She was so close!

I wandered out to the Ogden City Cemetery site (a great, searchable site--all graveyard sites should be like that! The only thing that would make it perfect is images of each stone!) and found that you can search for a grave by the decedent's FATHER'S last name! I searched "Whittemore," and there was Doris HAUN!

Doris has been dead for 32 years, give or take. I can't thank her now. I can't thank her or Bruce (dead 22 years) for opening their home and hearts to me. For never objecting when I would just show up, unannounced, and take over their lives. Doris would make snacks, she'd bake, she'd have sodas and sweets for me. Sometimes they'd drive me to Arctic Circle or Kosmos for a burger. They'd let me (and sometimes Shawn, Frank's grandson who, tragically, died a few years ago himself) trample through their amazing vegetable garden (it took up an entire home-sized lot) in search of edibles. They even invited Shawn and me on an RV road trip to Grand Teton, Yellowstone, and Glacier.

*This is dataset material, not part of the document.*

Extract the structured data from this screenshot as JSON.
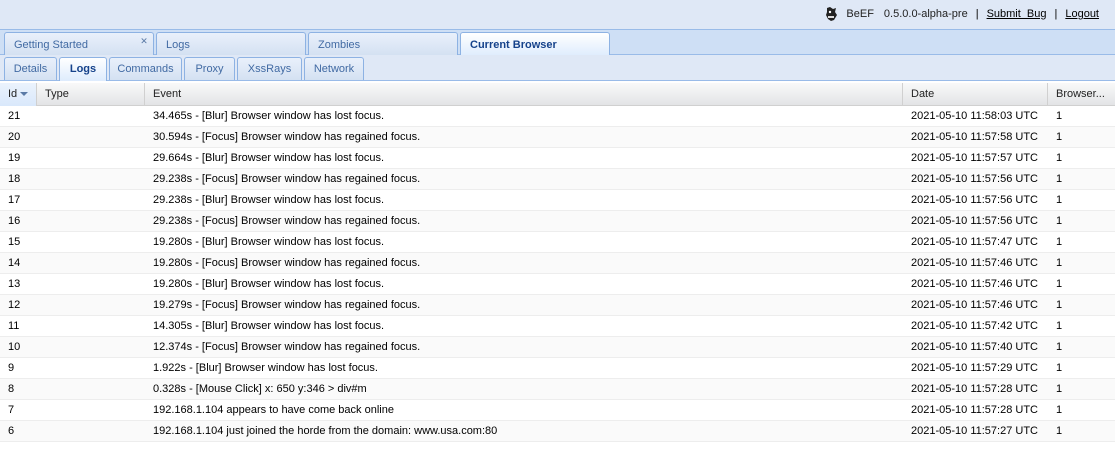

My mother nixed the idea, and it was years before I forgave that. As an adult, I understand not wanting your nine or ten year old hitting the road with old folks you don't know. Of course, if my mom had put any effort into knowing anyone, all of our lives might have been different.

Doris and Bruce embraced me, welcomed me, and accepted me for no reason other than they were kind and I was needy. I look back now and realize just how incredibly rare that is. In these awful times, it would seem almost suspect. But I never questioned it.

And I never thanked them. Sure, I said, "Thanks!" on my way out the door, but I never really thanked them. And never had the chance--Doris died while I was in high school--the very school their home faced across 7th Street. I never let them know just how wonderful they were to me.

Let them know, huh? People who've done for you, people who've really made a difference. Tell them. Because "too late" comes a damned sight faster than you ever expect. Promise.

No comments:

Post a Comment